It's only a week since I wrote about some new restrictions in Cyprus, until the end of the month. The only one that affected me was that shops would only serve those who were vulnerable and/or over 65 from opening time until 9.00am. And that masks are required outside as well as in public places, other than when exercising, or in quiet street with nobody else around.
Sadly, it hasn't made any difference to the number of new cases being diagnosed daily. Here's the Worldometer graph that's now showing:
"Ecclesiastical and other forms of religious worship in religious places are performed without the presence of believers."
Today there was a summary (in English) on the Cyprus Mail website although I don't think it's particularly helpful to use the word 'Draconian' in the description of the not-quite-lockdown for Limassol and Paphos. It is, after all, nowhere near as severe as the restrictions during April.
However the best place to look for all the details is the press release on the PIO site. I checked, out of interest, and the phrase about church services in Limassol and Paphos states:
"Church services and other forms of religious worship in religious places take place without a congregation present."
Which is how we had understood the odd auto-translation above. While this still sounds a bit strange to those of us of Protestant backgrounds, it's important, as I understand it, for the Greek Orthodox priests to say/sing their liturgy in their church buildings on Sundays and other special occasions, but it doesn't matter so much whether anyone else is there. The Protestant churches will have to return to live-streaming, probably from their homes. Or maybe from their church buildings, if they are able to do so without any congregation present.
So Cyprus has essentially introduced a 'tier' system, a little like those which the UK and various other countries have adopted, although it hasn't been officially described as such. But I assume that, if cases start to get worse in Larnaka, we too are likely to have these stricter measures implemented.

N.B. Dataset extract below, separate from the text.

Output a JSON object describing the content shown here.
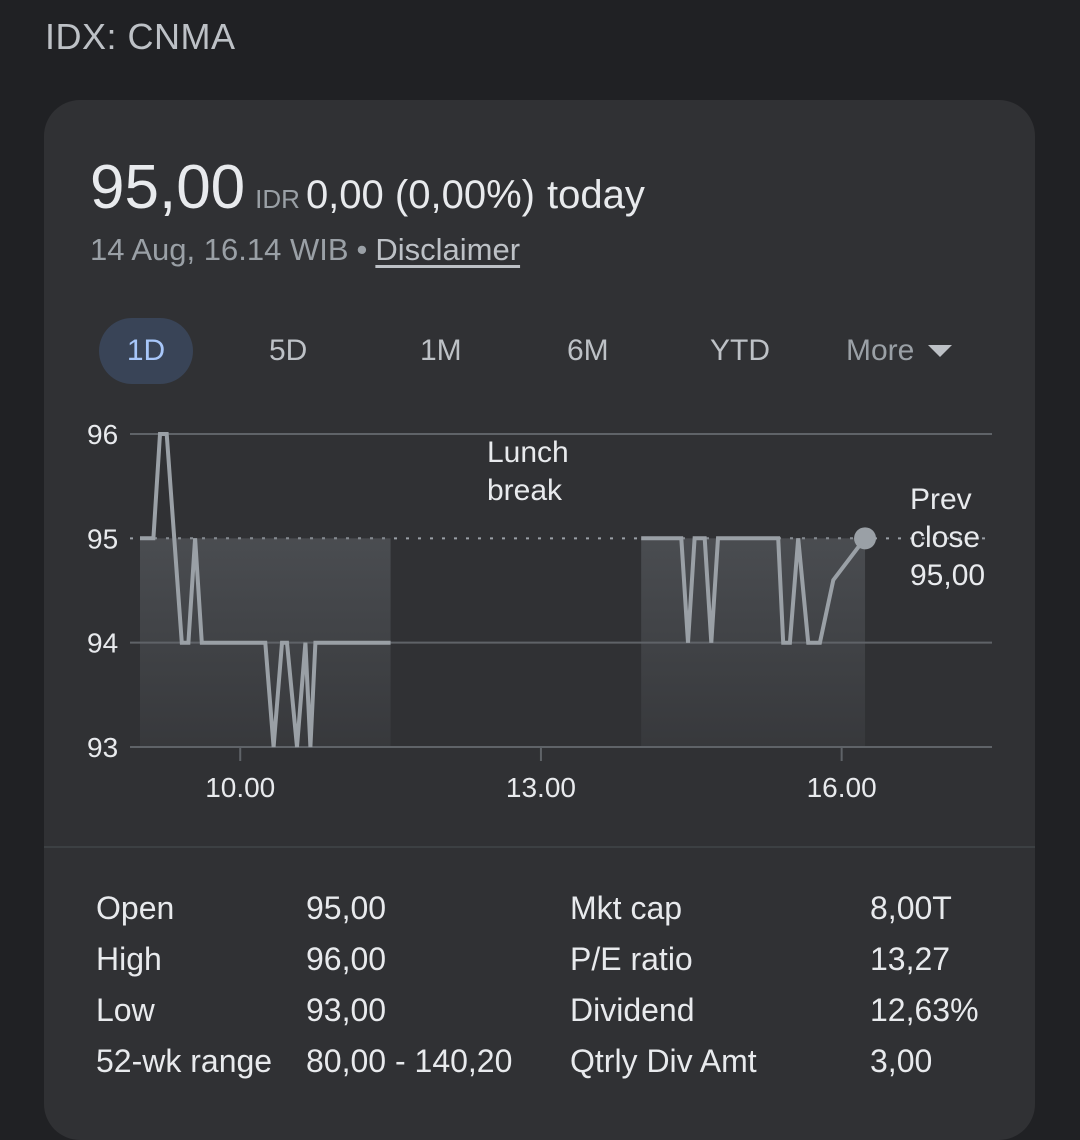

We just hope and pray that numbers will reduce, here and elsewhere, and that the hospitals will cope. There are more effective treatments now available, as the virus is better understood, but all over Europe and the United States people are still dying, more than did back in the spring when some of the treatment was guesswork.